[Source records]
┏━━

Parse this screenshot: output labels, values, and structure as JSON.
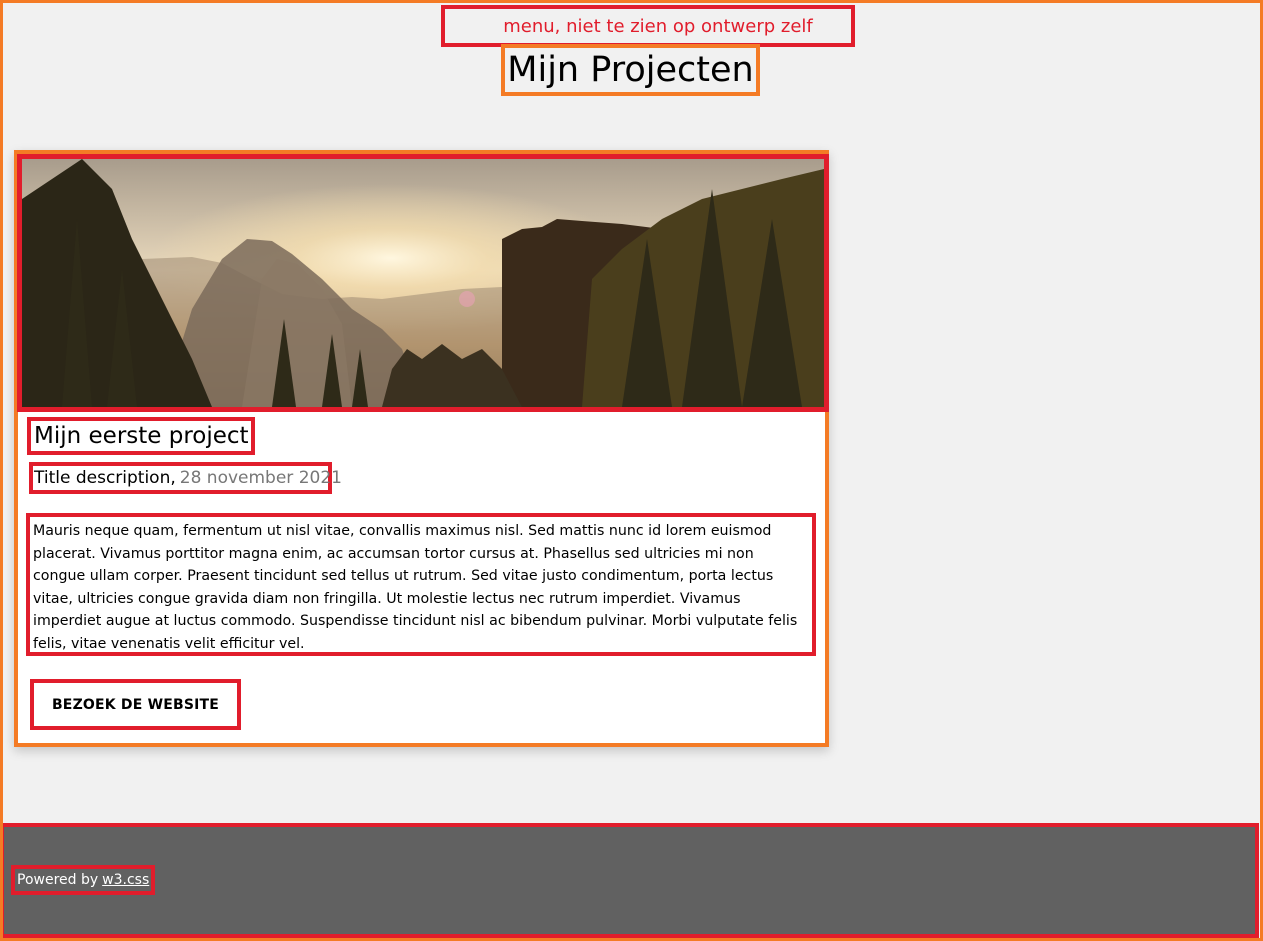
{
  "header": {
    "menu_placeholder": "menu, niet te zien op ontwerp zelf",
    "page_title": "Mijn Projecten"
  },
  "project_card": {
    "title": "Mijn eerste project",
    "description_label": "Title description,",
    "date": "28 november 2021",
    "body": "Mauris neque quam, fermentum ut nisl vitae, convallis maximus nisl. Sed mattis nunc id lorem euismod placerat. Vivamus porttitor magna enim, ac accumsan tortor cursus at. Phasellus sed ultricies mi non congue ullam corper. Praesent tincidunt sed tellus ut rutrum. Sed vitae justo condimentum, porta lectus vitae, ultricies congue gravida diam non fringilla. Ut molestie lectus nec rutrum imperdiet. Vivamus imperdiet augue at luctus commodo. Suspendisse tincidunt nisl ac bibendum pulvinar. Morbi vulputate felis felis, vitae venenatis velit efficitur vel.",
    "button_label": "BEZOEK DE WEBSITE"
  },
  "footer": {
    "powered_by": "Powered by",
    "link_text": "w3.css"
  },
  "colors": {
    "page_background": "#f1f1f1",
    "outline_orange": "#f47b25",
    "outline_red": "#e11d2c",
    "footer_background": "#616161"
  }
}
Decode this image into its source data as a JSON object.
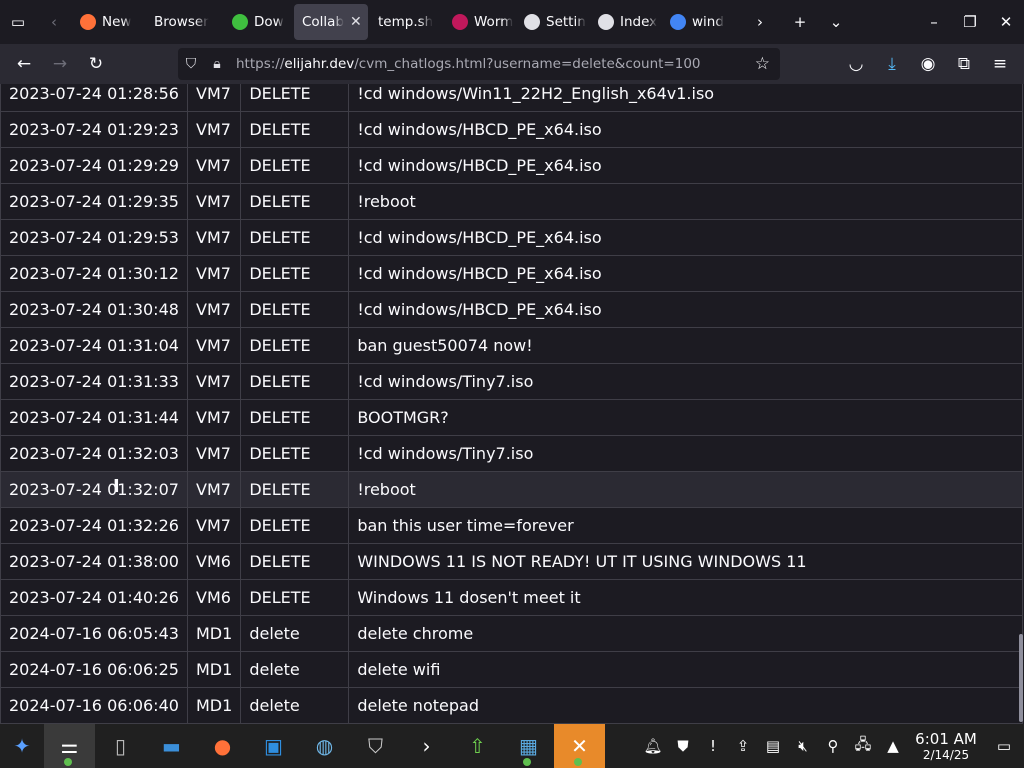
{
  "browser": {
    "tabs": [
      {
        "label": "New",
        "icon": "firefox-icon",
        "color": "#ff7139"
      },
      {
        "label": "Browser",
        "icon": "",
        "color": ""
      },
      {
        "label": "Dow",
        "icon": "download-site-icon",
        "color": "#3fbf3f"
      },
      {
        "label": "Collab",
        "icon": "",
        "color": "",
        "active": true
      },
      {
        "label": "temp.sh",
        "icon": "",
        "color": ""
      },
      {
        "label": "Worm",
        "icon": "worm-icon",
        "color": "#c0185b"
      },
      {
        "label": "Settin",
        "icon": "gear-icon",
        "color": "#e0e0e6"
      },
      {
        "label": "Index",
        "icon": "index-icon",
        "color": "#e0e0e6"
      },
      {
        "label": "wind",
        "icon": "google-icon",
        "color": "#4285f4"
      }
    ],
    "url_prefix": "https://",
    "url_host": "elijahr.dev",
    "url_rest": "/cvm_chatlogs.html?username=delete&count=100"
  },
  "log": {
    "rows": [
      {
        "time": "2023-07-24 01:28:56",
        "vm": "VM7",
        "user": "DELETE",
        "msg": "!cd windows/Win11_22H2_English_x64v1.iso"
      },
      {
        "time": "2023-07-24 01:29:23",
        "vm": "VM7",
        "user": "DELETE",
        "msg": "!cd windows/HBCD_PE_x64.iso"
      },
      {
        "time": "2023-07-24 01:29:29",
        "vm": "VM7",
        "user": "DELETE",
        "msg": "!cd windows/HBCD_PE_x64.iso"
      },
      {
        "time": "2023-07-24 01:29:35",
        "vm": "VM7",
        "user": "DELETE",
        "msg": "!reboot"
      },
      {
        "time": "2023-07-24 01:29:53",
        "vm": "VM7",
        "user": "DELETE",
        "msg": "!cd windows/HBCD_PE_x64.iso"
      },
      {
        "time": "2023-07-24 01:30:12",
        "vm": "VM7",
        "user": "DELETE",
        "msg": "!cd windows/HBCD_PE_x64.iso"
      },
      {
        "time": "2023-07-24 01:30:48",
        "vm": "VM7",
        "user": "DELETE",
        "msg": "!cd windows/HBCD_PE_x64.iso"
      },
      {
        "time": "2023-07-24 01:31:04",
        "vm": "VM7",
        "user": "DELETE",
        "msg": "ban guest50074 now!"
      },
      {
        "time": "2023-07-24 01:31:33",
        "vm": "VM7",
        "user": "DELETE",
        "msg": "!cd windows/Tiny7.iso"
      },
      {
        "time": "2023-07-24 01:31:44",
        "vm": "VM7",
        "user": "DELETE",
        "msg": "BOOTMGR?"
      },
      {
        "time": "2023-07-24 01:32:03",
        "vm": "VM7",
        "user": "DELETE",
        "msg": "!cd windows/Tiny7.iso"
      },
      {
        "time": "2023-07-24 01:32:07",
        "vm": "VM7",
        "user": "DELETE",
        "msg": "!reboot",
        "hover": true
      },
      {
        "time": "2023-07-24 01:32:26",
        "vm": "VM7",
        "user": "DELETE",
        "msg": "ban this user time=forever"
      },
      {
        "time": "2023-07-24 01:38:00",
        "vm": "VM6",
        "user": "DELETE",
        "msg": "WINDOWS 11 IS NOT READY! UT IT USING WINDOWS 11"
      },
      {
        "time": "2023-07-24 01:40:26",
        "vm": "VM6",
        "user": "DELETE",
        "msg": "Windows 11 dosen't meet it"
      },
      {
        "time": "2024-07-16 06:05:43",
        "vm": "MD1",
        "user": "delete",
        "msg": "delete chrome"
      },
      {
        "time": "2024-07-16 06:06:25",
        "vm": "MD1",
        "user": "delete",
        "msg": "delete wifi"
      },
      {
        "time": "2024-07-16 06:06:40",
        "vm": "MD1",
        "user": "delete",
        "msg": "delete notepad"
      }
    ]
  },
  "taskbar": {
    "apps": [
      {
        "name": "start-icon",
        "glyph": "✦",
        "color": "#5aa0ff"
      },
      {
        "name": "control-panel-icon",
        "glyph": "⚌",
        "color": "#ffffff",
        "active": true,
        "dot": true
      },
      {
        "name": "blank-file-icon",
        "glyph": "▯",
        "color": "#bbbbbb"
      },
      {
        "name": "file-explorer-icon",
        "glyph": "▬",
        "color": "#3b8fd9"
      },
      {
        "name": "firefox-icon",
        "glyph": "●",
        "color": "#ff7139"
      },
      {
        "name": "store-icon",
        "glyph": "▣",
        "color": "#2f8fe0"
      },
      {
        "name": "globe-icon",
        "glyph": "◍",
        "color": "#6fb7e8"
      },
      {
        "name": "shield-icon",
        "glyph": "⛉",
        "color": "#cccccc"
      },
      {
        "name": "terminal-icon",
        "glyph": "›",
        "color": "#ffffff"
      },
      {
        "name": "upload-icon",
        "glyph": "⇧",
        "color": "#6fcf4f"
      },
      {
        "name": "vmware-icon",
        "glyph": "▦",
        "color": "#5aa9e0",
        "dot": true
      },
      {
        "name": "x-app-icon",
        "glyph": "✕",
        "color": "#ffffff",
        "bg": "#e88a2a",
        "dot": true
      }
    ],
    "time": "6:01 AM",
    "date": "2/14/25"
  }
}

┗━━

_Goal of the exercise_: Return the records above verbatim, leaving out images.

_Finished exercise_:
Parse this screenshot: output labels, values, and structure as JSON.
{
  "header": {
    "menu_placeholder": "menu, niet te zien op ontwerp zelf",
    "page_title": "Mijn Projecten"
  },
  "project_card": {
    "title": "Mijn eerste project",
    "description_label": "Title description,",
    "date": "28 november 2021",
    "body": "Mauris neque quam, fermentum ut nisl vitae, convallis maximus nisl. Sed mattis nunc id lorem euismod placerat. Vivamus porttitor magna enim, ac accumsan tortor cursus at. Phasellus sed ultricies mi non congue ullam corper. Praesent tincidunt sed tellus ut rutrum. Sed vitae justo condimentum, porta lectus vitae, ultricies congue gravida diam non fringilla. Ut molestie lectus nec rutrum imperdiet. Vivamus imperdiet augue at luctus commodo. Suspendisse tincidunt nisl ac bibendum pulvinar. Morbi vulputate felis felis, vitae venenatis velit efficitur vel.",
    "button_label": "BEZOEK DE WEBSITE"
  },
  "footer": {
    "powered_by": "Powered by",
    "link_text": "w3.css"
  },
  "colors": {
    "page_background": "#f1f1f1",
    "outline_orange": "#f47b25",
    "outline_red": "#e11d2c",
    "footer_background": "#616161"
  }
}
Decode this image into its source data as a JSON object.
{
  "browser": {
    "tabs": [
      {
        "label": "New",
        "icon": "firefox-icon",
        "color": "#ff7139"
      },
      {
        "label": "Browser",
        "icon": "",
        "color": ""
      },
      {
        "label": "Dow",
        "icon": "download-site-icon",
        "color": "#3fbf3f"
      },
      {
        "label": "Collab",
        "icon": "",
        "color": "",
        "active": true
      },
      {
        "label": "temp.sh",
        "icon": "",
        "color": ""
      },
      {
        "label": "Worm",
        "icon": "worm-icon",
        "color": "#c0185b"
      },
      {
        "label": "Settin",
        "icon": "gear-icon",
        "color": "#e0e0e6"
      },
      {
        "label": "Index",
        "icon": "index-icon",
        "color": "#e0e0e6"
      },
      {
        "label": "wind",
        "icon": "google-icon",
        "color": "#4285f4"
      }
    ],
    "url_prefix": "https://",
    "url_host": "elijahr.dev",
    "url_rest": "/cvm_chatlogs.html?username=delete&count=100"
  },
  "log": {
    "rows": [
      {
        "time": "2023-07-24 01:28:56",
        "vm": "VM7",
        "user": "DELETE",
        "msg": "!cd windows/Win11_22H2_English_x64v1.iso"
      },
      {
        "time": "2023-07-24 01:29:23",
        "vm": "VM7",
        "user": "DELETE",
        "msg": "!cd windows/HBCD_PE_x64.iso"
      },
      {
        "time": "2023-07-24 01:29:29",
        "vm": "VM7",
        "user": "DELETE",
        "msg": "!cd windows/HBCD_PE_x64.iso"
      },
      {
        "time": "2023-07-24 01:29:35",
        "vm": "VM7",
        "user": "DELETE",
        "msg": "!reboot"
      },
      {
        "time": "2023-07-24 01:29:53",
        "vm": "VM7",
        "user": "DELETE",
        "msg": "!cd windows/HBCD_PE_x64.iso"
      },
      {
        "time": "2023-07-24 01:30:12",
        "vm": "VM7",
        "user": "DELETE",
        "msg": "!cd windows/HBCD_PE_x64.iso"
      },
      {
        "time": "2023-07-24 01:30:48",
        "vm": "VM7",
        "user": "DELETE",
        "msg": "!cd windows/HBCD_PE_x64.iso"
      },
      {
        "time": "2023-07-24 01:31:04",
        "vm": "VM7",
        "user": "DELETE",
        "msg": "ban guest50074 now!"
      },
      {
        "time": "2023-07-24 01:31:33",
        "vm": "VM7",
        "user": "DELETE",
        "msg": "!cd windows/Tiny7.iso"
      },
      {
        "time": "2023-07-24 01:31:44",
        "vm": "VM7",
        "user": "DELETE",
        "msg": "BOOTMGR?"
      },
      {
        "time": "2023-07-24 01:32:03",
        "vm": "VM7",
        "user": "DELETE",
        "msg": "!cd windows/Tiny7.iso"
      },
      {
        "time": "2023-07-24 01:32:07",
        "vm": "VM7",
        "user": "DELETE",
        "msg": "!reboot",
        "hover": true
      },
      {
        "time": "2023-07-24 01:32:26",
        "vm": "VM7",
        "user": "DELETE",
        "msg": "ban this user time=forever"
      },
      {
        "time": "2023-07-24 01:38:00",
        "vm": "VM6",
        "user": "DELETE",
        "msg": "WINDOWS 11 IS NOT READY! UT IT USING WINDOWS 11"
      },
      {
        "time": "2023-07-24 01:40:26",
        "vm": "VM6",
        "user": "DELETE",
        "msg": "Windows 11 dosen't meet it"
      },
      {
        "time": "2024-07-16 06:05:43",
        "vm": "MD1",
        "user": "delete",
        "msg": "delete chrome"
      },
      {
        "time": "2024-07-16 06:06:25",
        "vm": "MD1",
        "user": "delete",
        "msg": "delete wifi"
      },
      {
        "time": "2024-07-16 06:06:40",
        "vm": "MD1",
        "user": "delete",
        "msg": "delete notepad"
      }
    ]
  },
  "taskbar": {
    "apps": [
      {
        "name": "start-icon",
        "glyph": "✦",
        "color": "#5aa0ff"
      },
      {
        "name": "control-panel-icon",
        "glyph": "⚌",
        "color": "#ffffff",
        "active": true,
        "dot": true
      },
      {
        "name": "blank-file-icon",
        "glyph": "▯",
        "color": "#bbbbbb"
      },
      {
        "name": "file-explorer-icon",
        "glyph": "▬",
        "color": "#3b8fd9"
      },
      {
        "name": "firefox-icon",
        "glyph": "●",
        "color": "#ff7139"
      },
      {
        "name": "store-icon",
        "glyph": "▣",
        "color": "#2f8fe0"
      },
      {
        "name": "globe-icon",
        "glyph": "◍",
        "color": "#6fb7e8"
      },
      {
        "name": "shield-icon",
        "glyph": "⛉",
        "color": "#cccccc"
      },
      {
        "name": "terminal-icon",
        "glyph": "›",
        "color": "#ffffff"
      },
      {
        "name": "upload-icon",
        "glyph": "⇧",
        "color": "#6fcf4f"
      },
      {
        "name": "vmware-icon",
        "glyph": "▦",
        "color": "#5aa9e0",
        "dot": true
      },
      {
        "name": "x-app-icon",
        "glyph": "✕",
        "color": "#ffffff",
        "bg": "#e88a2a",
        "dot": true
      }
    ],
    "time": "6:01 AM",
    "date": "2/14/25"
  }
}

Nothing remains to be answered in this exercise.